— TASK TO CARRY OUT —
What this exercise requires is a verbatim reproduction of the data below.

(Website and app data records)
————

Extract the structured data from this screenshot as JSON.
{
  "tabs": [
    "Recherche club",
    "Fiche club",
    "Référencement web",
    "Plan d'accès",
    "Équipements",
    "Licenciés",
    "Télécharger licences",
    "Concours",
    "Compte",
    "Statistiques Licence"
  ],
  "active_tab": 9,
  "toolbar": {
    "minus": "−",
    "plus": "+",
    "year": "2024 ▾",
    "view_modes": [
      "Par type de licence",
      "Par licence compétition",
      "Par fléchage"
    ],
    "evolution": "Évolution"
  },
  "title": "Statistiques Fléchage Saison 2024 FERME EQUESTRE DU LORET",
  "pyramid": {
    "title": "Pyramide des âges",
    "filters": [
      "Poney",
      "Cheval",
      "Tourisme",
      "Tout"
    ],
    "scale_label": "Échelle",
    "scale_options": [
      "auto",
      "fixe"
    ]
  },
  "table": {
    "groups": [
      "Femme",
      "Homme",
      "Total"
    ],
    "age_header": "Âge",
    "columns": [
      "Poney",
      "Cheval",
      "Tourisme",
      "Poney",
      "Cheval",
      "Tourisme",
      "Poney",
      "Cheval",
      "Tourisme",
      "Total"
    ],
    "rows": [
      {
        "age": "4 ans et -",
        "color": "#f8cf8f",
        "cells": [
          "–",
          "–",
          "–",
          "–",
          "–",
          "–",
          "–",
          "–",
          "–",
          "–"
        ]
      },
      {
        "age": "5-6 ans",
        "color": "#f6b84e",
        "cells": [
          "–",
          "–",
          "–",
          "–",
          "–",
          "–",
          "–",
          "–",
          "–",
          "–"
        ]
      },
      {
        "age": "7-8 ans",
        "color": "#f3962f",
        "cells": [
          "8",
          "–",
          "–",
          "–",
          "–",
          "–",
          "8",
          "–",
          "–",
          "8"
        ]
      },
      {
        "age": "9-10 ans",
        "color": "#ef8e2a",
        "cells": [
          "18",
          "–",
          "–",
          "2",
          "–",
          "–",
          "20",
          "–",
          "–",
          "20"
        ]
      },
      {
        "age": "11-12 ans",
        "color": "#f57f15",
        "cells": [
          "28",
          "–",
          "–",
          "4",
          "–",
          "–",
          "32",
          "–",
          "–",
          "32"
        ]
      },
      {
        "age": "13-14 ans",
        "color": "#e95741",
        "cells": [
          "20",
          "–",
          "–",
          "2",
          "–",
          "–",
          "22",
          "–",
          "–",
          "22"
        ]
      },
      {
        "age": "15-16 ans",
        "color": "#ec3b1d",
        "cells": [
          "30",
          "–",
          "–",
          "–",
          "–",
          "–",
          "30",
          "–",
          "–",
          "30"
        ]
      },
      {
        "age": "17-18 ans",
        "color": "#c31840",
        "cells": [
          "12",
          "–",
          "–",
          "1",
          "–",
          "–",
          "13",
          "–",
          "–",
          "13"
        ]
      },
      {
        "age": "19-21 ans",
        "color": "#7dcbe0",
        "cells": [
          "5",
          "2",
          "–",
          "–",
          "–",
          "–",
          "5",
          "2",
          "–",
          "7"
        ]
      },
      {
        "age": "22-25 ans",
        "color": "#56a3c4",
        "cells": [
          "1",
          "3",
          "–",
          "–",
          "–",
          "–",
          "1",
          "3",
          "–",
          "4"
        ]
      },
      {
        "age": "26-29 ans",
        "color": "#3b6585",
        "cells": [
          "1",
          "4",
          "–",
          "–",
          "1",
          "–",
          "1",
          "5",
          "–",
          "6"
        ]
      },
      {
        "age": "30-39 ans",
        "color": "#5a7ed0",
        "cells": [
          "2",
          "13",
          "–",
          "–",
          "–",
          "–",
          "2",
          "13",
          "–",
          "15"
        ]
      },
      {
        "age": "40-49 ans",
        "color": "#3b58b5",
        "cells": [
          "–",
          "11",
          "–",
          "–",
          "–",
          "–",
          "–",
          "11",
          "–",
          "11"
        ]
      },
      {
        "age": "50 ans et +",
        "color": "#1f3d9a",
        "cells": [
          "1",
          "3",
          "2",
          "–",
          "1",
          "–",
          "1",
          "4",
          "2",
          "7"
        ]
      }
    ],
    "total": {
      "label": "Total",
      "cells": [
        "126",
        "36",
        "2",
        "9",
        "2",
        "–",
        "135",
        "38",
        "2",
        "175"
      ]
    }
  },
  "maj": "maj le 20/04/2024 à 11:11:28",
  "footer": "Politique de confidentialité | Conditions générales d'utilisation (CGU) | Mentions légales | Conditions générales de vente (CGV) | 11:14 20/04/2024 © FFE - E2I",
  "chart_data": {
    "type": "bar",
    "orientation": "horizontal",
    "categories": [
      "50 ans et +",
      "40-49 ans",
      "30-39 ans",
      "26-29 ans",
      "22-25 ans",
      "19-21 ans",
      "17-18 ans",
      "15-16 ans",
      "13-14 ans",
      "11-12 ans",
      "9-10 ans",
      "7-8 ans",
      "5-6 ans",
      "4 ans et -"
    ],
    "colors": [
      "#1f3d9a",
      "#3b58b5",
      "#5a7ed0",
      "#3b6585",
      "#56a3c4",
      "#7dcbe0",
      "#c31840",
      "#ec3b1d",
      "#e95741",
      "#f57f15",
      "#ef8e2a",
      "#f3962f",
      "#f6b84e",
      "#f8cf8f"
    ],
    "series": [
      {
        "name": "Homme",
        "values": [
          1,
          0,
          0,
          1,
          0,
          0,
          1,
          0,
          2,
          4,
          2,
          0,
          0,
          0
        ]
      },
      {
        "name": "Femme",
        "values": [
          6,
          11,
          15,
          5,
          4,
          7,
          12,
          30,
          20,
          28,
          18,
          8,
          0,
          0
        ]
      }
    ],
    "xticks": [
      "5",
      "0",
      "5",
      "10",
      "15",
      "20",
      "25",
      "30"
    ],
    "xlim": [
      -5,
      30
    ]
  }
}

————

— EXPECTED ANSWER —
Extract the structured data from this screenshot as JSON.
{
  "tabs": [
    "Recherche club",
    "Fiche club",
    "Référencement web",
    "Plan d'accès",
    "Équipements",
    "Licenciés",
    "Télécharger licences",
    "Concours",
    "Compte",
    "Statistiques Licence"
  ],
  "active_tab": 9,
  "toolbar": {
    "minus": "−",
    "plus": "+",
    "year": "2024 ▾",
    "view_modes": [
      "Par type de licence",
      "Par licence compétition",
      "Par fléchage"
    ],
    "evolution": "Évolution"
  },
  "title": "Statistiques Fléchage Saison 2024 FERME EQUESTRE DU LORET",
  "pyramid": {
    "title": "Pyramide des âges",
    "filters": [
      "Poney",
      "Cheval",
      "Tourisme",
      "Tout"
    ],
    "scale_label": "Échelle",
    "scale_options": [
      "auto",
      "fixe"
    ]
  },
  "table": {
    "groups": [
      "Femme",
      "Homme",
      "Total"
    ],
    "age_header": "Âge",
    "columns": [
      "Poney",
      "Cheval",
      "Tourisme",
      "Poney",
      "Cheval",
      "Tourisme",
      "Poney",
      "Cheval",
      "Tourisme",
      "Total"
    ],
    "rows": [
      {
        "age": "4 ans et -",
        "color": "#f8cf8f",
        "cells": [
          "–",
          "–",
          "–",
          "–",
          "–",
          "–",
          "–",
          "–",
          "–",
          "–"
        ]
      },
      {
        "age": "5-6 ans",
        "color": "#f6b84e",
        "cells": [
          "–",
          "–",
          "–",
          "–",
          "–",
          "–",
          "–",
          "–",
          "–",
          "–"
        ]
      },
      {
        "age": "7-8 ans",
        "color": "#f3962f",
        "cells": [
          "8",
          "–",
          "–",
          "–",
          "–",
          "–",
          "8",
          "–",
          "–",
          "8"
        ]
      },
      {
        "age": "9-10 ans",
        "color": "#ef8e2a",
        "cells": [
          "18",
          "–",
          "–",
          "2",
          "–",
          "–",
          "20",
          "–",
          "–",
          "20"
        ]
      },
      {
        "age": "11-12 ans",
        "color": "#f57f15",
        "cells": [
          "28",
          "–",
          "–",
          "4",
          "–",
          "–",
          "32",
          "–",
          "–",
          "32"
        ]
      },
      {
        "age": "13-14 ans",
        "color": "#e95741",
        "cells": [
          "20",
          "–",
          "–",
          "2",
          "–",
          "–",
          "22",
          "–",
          "–",
          "22"
        ]
      },
      {
        "age": "15-16 ans",
        "color": "#ec3b1d",
        "cells": [
          "30",
          "–",
          "–",
          "–",
          "–",
          "–",
          "30",
          "–",
          "–",
          "30"
        ]
      },
      {
        "age": "17-18 ans",
        "color": "#c31840",
        "cells": [
          "12",
          "–",
          "–",
          "1",
          "–",
          "–",
          "13",
          "–",
          "–",
          "13"
        ]
      },
      {
        "age": "19-21 ans",
        "color": "#7dcbe0",
        "cells": [
          "5",
          "2",
          "–",
          "–",
          "–",
          "–",
          "5",
          "2",
          "–",
          "7"
        ]
      },
      {
        "age": "22-25 ans",
        "color": "#56a3c4",
        "cells": [
          "1",
          "3",
          "–",
          "–",
          "–",
          "–",
          "1",
          "3",
          "–",
          "4"
        ]
      },
      {
        "age": "26-29 ans",
        "color": "#3b6585",
        "cells": [
          "1",
          "4",
          "–",
          "–",
          "1",
          "–",
          "1",
          "5",
          "–",
          "6"
        ]
      },
      {
        "age": "30-39 ans",
        "color": "#5a7ed0",
        "cells": [
          "2",
          "13",
          "–",
          "–",
          "–",
          "–",
          "2",
          "13",
          "–",
          "15"
        ]
      },
      {
        "age": "40-49 ans",
        "color": "#3b58b5",
        "cells": [
          "–",
          "11",
          "–",
          "–",
          "–",
          "–",
          "–",
          "11",
          "–",
          "11"
        ]
      },
      {
        "age": "50 ans et +",
        "color": "#1f3d9a",
        "cells": [
          "1",
          "3",
          "2",
          "–",
          "1",
          "–",
          "1",
          "4",
          "2",
          "7"
        ]
      }
    ],
    "total": {
      "label": "Total",
      "cells": [
        "126",
        "36",
        "2",
        "9",
        "2",
        "–",
        "135",
        "38",
        "2",
        "175"
      ]
    }
  },
  "maj": "maj le 20/04/2024 à 11:11:28",
  "footer": "Politique de confidentialité | Conditions générales d'utilisation (CGU) | Mentions légales | Conditions générales de vente (CGV) | 11:14 20/04/2024 © FFE - E2I",
  "chart_data": {
    "type": "bar",
    "orientation": "horizontal",
    "categories": [
      "50 ans et +",
      "40-49 ans",
      "30-39 ans",
      "26-29 ans",
      "22-25 ans",
      "19-21 ans",
      "17-18 ans",
      "15-16 ans",
      "13-14 ans",
      "11-12 ans",
      "9-10 ans",
      "7-8 ans",
      "5-6 ans",
      "4 ans et -"
    ],
    "colors": [
      "#1f3d9a",
      "#3b58b5",
      "#5a7ed0",
      "#3b6585",
      "#56a3c4",
      "#7dcbe0",
      "#c31840",
      "#ec3b1d",
      "#e95741",
      "#f57f15",
      "#ef8e2a",
      "#f3962f",
      "#f6b84e",
      "#f8cf8f"
    ],
    "series": [
      {
        "name": "Homme",
        "values": [
          1,
          0,
          0,
          1,
          0,
          0,
          1,
          0,
          2,
          4,
          2,
          0,
          0,
          0
        ]
      },
      {
        "name": "Femme",
        "values": [
          6,
          11,
          15,
          5,
          4,
          7,
          12,
          30,
          20,
          28,
          18,
          8,
          0,
          0
        ]
      }
    ],
    "xticks": [
      "5",
      "0",
      "5",
      "10",
      "15",
      "20",
      "25",
      "30"
    ],
    "xlim": [
      -5,
      30
    ]
  }
}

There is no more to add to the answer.